* [Work order]:
Gather, from the data below, each line in which the word "title" occurs.

* [Given entries]:
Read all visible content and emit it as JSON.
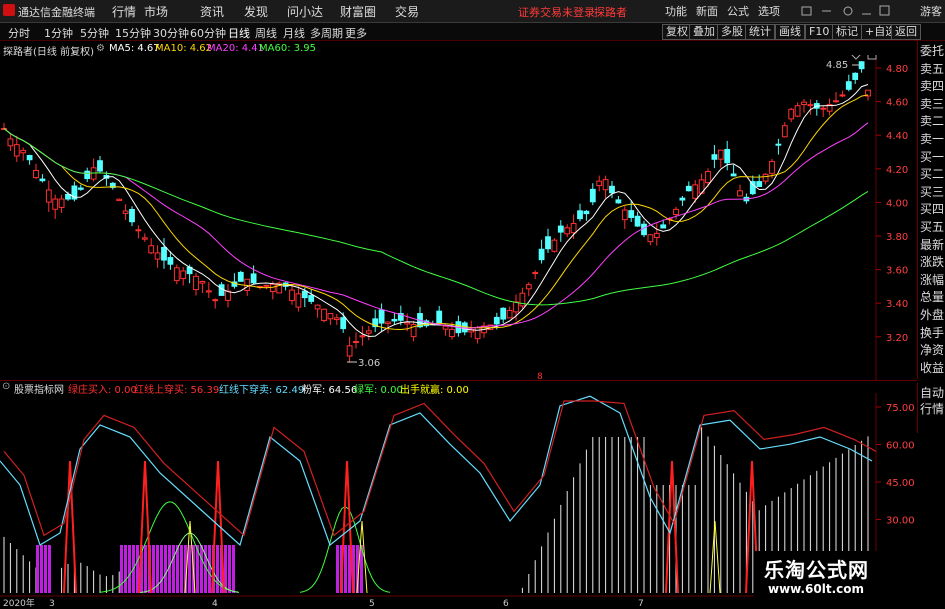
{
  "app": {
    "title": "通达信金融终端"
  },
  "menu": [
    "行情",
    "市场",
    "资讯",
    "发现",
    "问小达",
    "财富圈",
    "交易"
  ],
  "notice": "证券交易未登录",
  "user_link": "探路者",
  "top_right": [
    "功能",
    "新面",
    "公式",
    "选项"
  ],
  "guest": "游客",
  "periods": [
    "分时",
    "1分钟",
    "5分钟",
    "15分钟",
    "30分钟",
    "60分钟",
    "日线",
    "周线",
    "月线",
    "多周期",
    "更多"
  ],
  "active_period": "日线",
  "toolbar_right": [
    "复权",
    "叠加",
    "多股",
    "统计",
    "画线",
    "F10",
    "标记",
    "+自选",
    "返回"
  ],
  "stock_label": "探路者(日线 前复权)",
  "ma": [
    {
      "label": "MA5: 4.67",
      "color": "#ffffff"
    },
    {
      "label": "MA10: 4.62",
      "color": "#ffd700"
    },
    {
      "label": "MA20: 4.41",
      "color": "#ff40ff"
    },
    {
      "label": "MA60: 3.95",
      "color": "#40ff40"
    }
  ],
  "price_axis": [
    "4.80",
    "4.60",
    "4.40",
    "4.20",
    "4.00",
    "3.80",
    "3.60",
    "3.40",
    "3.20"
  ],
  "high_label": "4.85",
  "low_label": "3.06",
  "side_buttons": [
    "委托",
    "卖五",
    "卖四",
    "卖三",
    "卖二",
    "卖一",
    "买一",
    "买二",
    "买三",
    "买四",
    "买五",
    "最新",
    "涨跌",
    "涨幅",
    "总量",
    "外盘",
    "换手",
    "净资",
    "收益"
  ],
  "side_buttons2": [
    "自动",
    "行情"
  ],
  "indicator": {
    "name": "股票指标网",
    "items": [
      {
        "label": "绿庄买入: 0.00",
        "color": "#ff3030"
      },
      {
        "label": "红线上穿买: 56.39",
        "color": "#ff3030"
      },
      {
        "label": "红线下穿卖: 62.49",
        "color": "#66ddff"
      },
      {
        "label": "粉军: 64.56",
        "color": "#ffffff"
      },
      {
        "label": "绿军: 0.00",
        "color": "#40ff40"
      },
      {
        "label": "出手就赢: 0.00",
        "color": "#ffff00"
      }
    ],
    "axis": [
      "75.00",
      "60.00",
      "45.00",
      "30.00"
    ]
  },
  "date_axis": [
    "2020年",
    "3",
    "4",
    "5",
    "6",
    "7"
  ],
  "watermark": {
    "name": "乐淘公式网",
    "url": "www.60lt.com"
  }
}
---
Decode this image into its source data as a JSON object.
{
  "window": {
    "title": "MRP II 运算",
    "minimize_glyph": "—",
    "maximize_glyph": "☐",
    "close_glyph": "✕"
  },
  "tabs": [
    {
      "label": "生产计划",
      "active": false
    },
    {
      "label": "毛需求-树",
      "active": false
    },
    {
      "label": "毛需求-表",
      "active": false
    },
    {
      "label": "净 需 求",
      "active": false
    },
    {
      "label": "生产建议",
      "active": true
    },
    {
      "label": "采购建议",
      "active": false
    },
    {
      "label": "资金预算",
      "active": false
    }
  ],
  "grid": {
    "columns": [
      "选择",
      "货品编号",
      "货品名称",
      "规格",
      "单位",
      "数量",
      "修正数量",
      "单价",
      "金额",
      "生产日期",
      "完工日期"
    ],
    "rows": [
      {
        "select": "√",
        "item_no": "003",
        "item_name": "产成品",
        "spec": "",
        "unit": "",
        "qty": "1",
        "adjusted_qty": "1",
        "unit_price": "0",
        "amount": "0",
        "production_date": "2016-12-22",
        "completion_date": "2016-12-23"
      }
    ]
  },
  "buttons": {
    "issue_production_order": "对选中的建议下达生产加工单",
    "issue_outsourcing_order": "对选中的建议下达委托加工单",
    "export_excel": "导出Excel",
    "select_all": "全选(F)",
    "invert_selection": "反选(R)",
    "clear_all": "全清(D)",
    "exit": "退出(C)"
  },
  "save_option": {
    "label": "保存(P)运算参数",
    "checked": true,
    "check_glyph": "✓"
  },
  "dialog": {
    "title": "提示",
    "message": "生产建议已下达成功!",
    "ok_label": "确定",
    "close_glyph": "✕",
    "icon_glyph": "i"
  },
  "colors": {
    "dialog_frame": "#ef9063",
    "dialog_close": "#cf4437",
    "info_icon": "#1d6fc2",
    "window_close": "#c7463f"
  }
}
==
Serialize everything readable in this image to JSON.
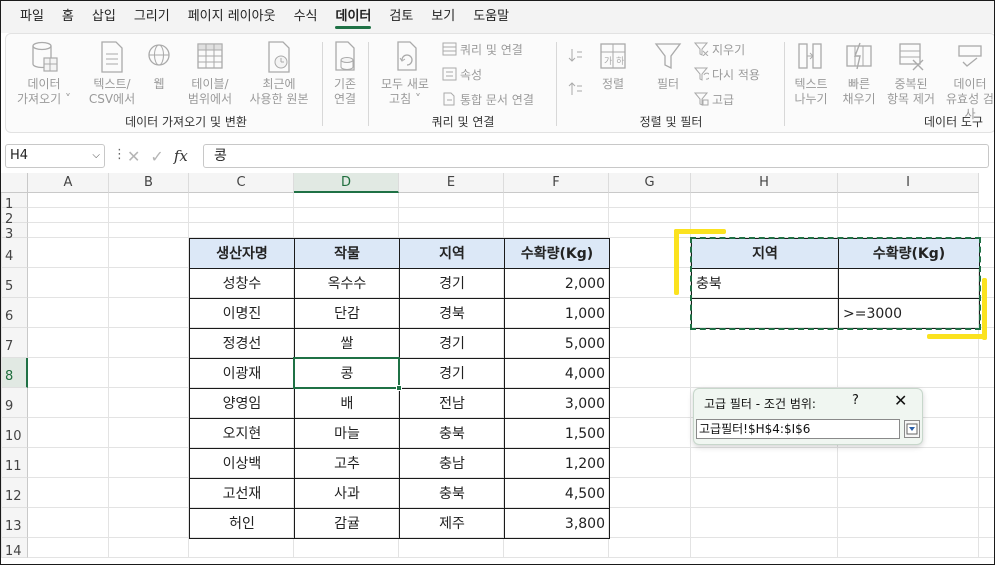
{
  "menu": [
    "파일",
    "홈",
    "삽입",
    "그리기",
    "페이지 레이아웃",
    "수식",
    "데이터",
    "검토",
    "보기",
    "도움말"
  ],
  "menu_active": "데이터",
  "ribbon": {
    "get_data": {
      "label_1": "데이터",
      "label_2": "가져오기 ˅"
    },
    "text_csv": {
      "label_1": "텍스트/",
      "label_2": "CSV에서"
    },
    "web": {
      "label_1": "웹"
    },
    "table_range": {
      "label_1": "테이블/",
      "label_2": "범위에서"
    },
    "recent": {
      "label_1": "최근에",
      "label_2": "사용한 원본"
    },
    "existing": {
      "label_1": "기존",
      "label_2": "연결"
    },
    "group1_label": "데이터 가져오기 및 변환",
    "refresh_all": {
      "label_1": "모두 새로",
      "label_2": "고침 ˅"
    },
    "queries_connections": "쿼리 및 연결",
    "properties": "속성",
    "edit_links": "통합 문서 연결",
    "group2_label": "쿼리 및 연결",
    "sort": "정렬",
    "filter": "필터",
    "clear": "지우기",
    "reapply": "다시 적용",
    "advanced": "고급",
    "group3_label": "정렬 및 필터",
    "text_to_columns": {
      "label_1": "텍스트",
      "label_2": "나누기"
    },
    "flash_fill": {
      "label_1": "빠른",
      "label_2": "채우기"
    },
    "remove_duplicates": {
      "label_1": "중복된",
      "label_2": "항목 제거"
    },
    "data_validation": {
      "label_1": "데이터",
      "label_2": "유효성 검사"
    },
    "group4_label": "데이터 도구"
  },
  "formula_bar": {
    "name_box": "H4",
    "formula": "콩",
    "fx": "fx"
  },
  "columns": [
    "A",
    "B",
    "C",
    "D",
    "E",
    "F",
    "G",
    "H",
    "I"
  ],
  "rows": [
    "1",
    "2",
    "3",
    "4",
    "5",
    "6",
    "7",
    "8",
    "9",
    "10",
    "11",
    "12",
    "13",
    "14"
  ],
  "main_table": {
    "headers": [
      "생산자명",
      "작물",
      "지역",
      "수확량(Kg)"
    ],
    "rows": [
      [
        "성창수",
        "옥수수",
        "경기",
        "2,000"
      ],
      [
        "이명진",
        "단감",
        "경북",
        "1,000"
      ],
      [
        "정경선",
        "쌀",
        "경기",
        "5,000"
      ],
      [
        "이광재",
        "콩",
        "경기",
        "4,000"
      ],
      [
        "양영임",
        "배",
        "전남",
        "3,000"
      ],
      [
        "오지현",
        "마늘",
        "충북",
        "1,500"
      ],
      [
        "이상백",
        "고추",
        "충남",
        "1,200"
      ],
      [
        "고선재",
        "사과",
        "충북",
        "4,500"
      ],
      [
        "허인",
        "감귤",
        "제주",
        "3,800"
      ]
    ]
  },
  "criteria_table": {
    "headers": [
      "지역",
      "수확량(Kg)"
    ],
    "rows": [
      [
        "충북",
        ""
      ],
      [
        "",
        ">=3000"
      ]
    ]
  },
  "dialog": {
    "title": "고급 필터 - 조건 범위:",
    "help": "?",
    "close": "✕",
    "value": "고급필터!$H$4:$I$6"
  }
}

* [Expected answer]:
    "title": "通达信金融终端"
    "title": "MRP II 运算",
    "title": "提示",
    "title": "고급 필터 - 조건 범위:",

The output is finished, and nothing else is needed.